Start of Block
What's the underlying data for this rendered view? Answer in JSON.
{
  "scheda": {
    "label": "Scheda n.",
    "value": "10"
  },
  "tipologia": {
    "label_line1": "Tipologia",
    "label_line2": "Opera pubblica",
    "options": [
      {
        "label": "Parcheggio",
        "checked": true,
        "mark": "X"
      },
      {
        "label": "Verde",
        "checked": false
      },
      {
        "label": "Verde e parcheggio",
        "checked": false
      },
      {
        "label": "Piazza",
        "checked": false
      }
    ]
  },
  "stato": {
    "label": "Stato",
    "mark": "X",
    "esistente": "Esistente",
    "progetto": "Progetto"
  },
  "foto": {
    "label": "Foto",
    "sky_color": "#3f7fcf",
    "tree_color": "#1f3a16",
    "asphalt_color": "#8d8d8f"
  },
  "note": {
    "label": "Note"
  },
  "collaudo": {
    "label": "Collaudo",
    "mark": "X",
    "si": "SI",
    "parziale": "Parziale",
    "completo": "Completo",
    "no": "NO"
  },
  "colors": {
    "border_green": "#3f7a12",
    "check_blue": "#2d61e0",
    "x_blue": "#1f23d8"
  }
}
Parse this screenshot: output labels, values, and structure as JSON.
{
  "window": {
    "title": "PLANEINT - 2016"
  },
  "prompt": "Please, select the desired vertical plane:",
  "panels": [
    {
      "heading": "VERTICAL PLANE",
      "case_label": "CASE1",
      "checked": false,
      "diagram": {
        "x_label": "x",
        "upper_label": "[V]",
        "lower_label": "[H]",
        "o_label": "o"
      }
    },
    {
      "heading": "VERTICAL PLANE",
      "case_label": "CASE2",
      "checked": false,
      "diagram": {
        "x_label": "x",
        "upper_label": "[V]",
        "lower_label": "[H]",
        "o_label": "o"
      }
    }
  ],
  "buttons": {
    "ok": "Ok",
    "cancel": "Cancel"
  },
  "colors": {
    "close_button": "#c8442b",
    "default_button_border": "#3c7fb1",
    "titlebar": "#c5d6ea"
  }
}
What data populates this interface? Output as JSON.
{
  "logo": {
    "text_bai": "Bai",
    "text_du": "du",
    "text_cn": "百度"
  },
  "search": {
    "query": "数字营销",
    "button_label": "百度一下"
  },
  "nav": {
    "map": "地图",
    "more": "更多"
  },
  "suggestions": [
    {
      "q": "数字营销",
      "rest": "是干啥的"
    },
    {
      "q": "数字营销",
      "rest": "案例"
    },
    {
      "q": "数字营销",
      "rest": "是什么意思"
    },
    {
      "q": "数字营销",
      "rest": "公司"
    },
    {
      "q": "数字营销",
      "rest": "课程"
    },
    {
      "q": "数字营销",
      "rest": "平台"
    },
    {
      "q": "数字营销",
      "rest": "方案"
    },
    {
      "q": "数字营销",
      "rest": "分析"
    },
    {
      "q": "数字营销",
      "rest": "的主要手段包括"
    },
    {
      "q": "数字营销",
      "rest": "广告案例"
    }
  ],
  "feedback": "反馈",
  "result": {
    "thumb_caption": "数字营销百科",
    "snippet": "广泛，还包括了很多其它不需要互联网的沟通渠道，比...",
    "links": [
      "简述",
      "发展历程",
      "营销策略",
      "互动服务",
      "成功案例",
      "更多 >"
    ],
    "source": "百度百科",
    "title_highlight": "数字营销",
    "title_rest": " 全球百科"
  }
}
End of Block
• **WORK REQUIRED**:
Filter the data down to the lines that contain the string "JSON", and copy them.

• **EXPECTED OUTPUT**:
What's the underlying data for this rendered view? Answer in JSON.
Parse this screenshot: output labels, values, and structure as JSON.
What data populates this interface? Output as JSON.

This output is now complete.